Dataset excerpts:
▬▬▬

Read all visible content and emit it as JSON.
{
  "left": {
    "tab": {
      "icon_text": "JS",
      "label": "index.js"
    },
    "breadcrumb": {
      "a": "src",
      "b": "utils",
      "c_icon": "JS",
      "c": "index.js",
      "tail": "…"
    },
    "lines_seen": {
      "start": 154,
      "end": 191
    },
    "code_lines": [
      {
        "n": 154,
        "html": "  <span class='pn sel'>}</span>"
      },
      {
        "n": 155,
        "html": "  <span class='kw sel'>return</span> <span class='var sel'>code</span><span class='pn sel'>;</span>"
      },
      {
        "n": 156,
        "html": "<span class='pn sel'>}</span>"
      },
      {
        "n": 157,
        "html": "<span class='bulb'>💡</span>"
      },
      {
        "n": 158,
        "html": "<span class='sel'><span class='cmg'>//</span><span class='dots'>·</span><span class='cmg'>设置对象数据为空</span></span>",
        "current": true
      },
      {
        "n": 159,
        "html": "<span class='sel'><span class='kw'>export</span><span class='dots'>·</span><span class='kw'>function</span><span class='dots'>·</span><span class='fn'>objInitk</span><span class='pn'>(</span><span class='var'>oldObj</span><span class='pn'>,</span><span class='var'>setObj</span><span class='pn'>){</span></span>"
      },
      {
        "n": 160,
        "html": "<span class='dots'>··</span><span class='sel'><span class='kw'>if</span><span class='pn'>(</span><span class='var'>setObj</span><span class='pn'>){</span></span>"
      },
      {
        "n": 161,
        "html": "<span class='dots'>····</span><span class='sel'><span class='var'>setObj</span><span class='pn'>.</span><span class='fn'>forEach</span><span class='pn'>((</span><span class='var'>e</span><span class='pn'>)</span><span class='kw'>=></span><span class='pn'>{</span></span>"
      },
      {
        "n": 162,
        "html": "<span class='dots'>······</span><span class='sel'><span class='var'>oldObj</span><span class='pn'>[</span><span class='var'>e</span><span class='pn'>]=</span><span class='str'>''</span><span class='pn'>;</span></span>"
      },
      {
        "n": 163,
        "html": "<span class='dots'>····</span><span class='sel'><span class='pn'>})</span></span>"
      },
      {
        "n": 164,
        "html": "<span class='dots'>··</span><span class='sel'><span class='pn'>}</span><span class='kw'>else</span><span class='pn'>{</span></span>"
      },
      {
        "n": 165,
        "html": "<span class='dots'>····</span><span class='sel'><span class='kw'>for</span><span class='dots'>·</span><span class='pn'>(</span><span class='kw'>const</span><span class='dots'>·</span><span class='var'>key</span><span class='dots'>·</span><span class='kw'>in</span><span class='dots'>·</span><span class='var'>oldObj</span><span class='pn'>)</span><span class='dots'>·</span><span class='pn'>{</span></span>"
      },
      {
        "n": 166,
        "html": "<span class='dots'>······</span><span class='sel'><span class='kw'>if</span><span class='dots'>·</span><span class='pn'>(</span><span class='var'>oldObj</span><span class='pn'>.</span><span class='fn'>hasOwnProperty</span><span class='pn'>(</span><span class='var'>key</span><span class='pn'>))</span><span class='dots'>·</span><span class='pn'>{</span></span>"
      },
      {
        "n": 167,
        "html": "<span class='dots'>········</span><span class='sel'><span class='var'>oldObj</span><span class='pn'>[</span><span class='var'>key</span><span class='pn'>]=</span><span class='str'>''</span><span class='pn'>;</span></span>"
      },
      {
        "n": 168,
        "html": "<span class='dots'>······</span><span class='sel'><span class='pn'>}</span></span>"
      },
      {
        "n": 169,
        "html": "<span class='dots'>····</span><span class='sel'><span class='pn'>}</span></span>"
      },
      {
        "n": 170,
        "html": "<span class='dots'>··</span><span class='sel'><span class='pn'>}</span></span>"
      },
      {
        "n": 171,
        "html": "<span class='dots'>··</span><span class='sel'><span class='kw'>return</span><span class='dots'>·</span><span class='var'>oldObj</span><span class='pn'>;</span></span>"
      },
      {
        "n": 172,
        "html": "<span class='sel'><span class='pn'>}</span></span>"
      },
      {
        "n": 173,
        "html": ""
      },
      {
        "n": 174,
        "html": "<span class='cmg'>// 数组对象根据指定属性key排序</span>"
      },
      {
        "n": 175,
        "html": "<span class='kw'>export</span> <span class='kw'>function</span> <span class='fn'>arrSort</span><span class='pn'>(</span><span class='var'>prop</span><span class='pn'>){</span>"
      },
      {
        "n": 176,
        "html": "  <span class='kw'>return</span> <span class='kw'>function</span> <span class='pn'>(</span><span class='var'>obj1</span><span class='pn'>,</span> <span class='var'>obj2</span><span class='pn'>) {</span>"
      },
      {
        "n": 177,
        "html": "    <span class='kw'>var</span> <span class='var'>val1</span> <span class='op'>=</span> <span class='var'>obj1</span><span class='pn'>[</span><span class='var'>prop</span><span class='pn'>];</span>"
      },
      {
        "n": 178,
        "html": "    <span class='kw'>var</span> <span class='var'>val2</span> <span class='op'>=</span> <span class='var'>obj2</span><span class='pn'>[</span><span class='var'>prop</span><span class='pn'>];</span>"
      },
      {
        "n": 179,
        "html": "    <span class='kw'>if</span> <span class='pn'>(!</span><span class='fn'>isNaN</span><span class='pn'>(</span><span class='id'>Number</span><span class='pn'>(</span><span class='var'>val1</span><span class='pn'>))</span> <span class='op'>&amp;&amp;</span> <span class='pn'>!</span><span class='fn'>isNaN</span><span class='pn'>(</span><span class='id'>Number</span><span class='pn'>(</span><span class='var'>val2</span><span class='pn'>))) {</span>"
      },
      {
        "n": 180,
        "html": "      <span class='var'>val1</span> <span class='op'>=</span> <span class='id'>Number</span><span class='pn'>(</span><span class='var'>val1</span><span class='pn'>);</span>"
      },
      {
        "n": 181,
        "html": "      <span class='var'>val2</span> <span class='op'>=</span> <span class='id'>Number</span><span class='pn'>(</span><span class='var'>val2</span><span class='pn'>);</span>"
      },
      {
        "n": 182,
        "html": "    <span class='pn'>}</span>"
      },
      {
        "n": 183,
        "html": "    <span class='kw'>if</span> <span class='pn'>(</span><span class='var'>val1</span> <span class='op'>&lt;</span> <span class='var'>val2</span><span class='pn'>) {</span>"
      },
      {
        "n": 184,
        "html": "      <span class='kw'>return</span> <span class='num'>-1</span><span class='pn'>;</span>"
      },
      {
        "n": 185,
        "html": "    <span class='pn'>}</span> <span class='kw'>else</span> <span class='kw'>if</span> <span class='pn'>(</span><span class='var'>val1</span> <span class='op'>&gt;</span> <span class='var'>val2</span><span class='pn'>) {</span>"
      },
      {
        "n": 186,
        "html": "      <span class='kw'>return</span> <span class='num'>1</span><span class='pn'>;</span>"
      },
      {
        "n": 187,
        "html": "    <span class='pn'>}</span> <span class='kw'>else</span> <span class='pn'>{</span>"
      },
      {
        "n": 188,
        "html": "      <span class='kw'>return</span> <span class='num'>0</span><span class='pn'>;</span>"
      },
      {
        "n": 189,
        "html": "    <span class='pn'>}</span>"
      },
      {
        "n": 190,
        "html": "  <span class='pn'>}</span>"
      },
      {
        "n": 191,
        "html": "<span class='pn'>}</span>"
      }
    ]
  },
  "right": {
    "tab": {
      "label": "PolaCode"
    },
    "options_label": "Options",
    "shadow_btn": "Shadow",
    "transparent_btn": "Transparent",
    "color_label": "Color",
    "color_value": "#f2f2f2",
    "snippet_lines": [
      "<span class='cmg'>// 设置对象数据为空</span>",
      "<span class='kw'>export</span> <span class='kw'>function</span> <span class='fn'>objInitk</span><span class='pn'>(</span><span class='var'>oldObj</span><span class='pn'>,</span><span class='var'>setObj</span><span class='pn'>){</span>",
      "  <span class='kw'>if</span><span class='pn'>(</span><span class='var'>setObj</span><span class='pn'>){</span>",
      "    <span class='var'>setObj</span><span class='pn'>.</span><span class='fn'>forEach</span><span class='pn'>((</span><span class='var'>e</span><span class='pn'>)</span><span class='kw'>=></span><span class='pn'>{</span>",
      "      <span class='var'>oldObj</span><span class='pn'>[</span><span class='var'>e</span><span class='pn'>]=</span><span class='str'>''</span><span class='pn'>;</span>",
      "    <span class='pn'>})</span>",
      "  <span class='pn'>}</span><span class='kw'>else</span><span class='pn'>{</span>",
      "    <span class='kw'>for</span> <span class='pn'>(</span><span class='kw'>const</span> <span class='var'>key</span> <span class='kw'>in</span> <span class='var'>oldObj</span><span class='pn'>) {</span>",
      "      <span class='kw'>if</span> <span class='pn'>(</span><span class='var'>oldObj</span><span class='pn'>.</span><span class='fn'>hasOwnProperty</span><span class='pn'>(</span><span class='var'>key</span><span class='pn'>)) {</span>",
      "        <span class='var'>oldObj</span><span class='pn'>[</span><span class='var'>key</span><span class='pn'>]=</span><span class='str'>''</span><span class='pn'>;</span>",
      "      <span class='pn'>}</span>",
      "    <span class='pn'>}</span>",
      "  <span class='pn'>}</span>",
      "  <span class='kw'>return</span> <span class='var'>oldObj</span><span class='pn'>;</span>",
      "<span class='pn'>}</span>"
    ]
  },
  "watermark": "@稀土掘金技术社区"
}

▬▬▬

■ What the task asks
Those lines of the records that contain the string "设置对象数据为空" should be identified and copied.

■ Response to this exercise
        "html": "<span class='sel'><span class='cmg'>//</span><span class='dots'>·</span><span class='cmg'>设置对象数据为空</span></span>",
      "<span class='cmg'>// 设置对象数据为空</span>",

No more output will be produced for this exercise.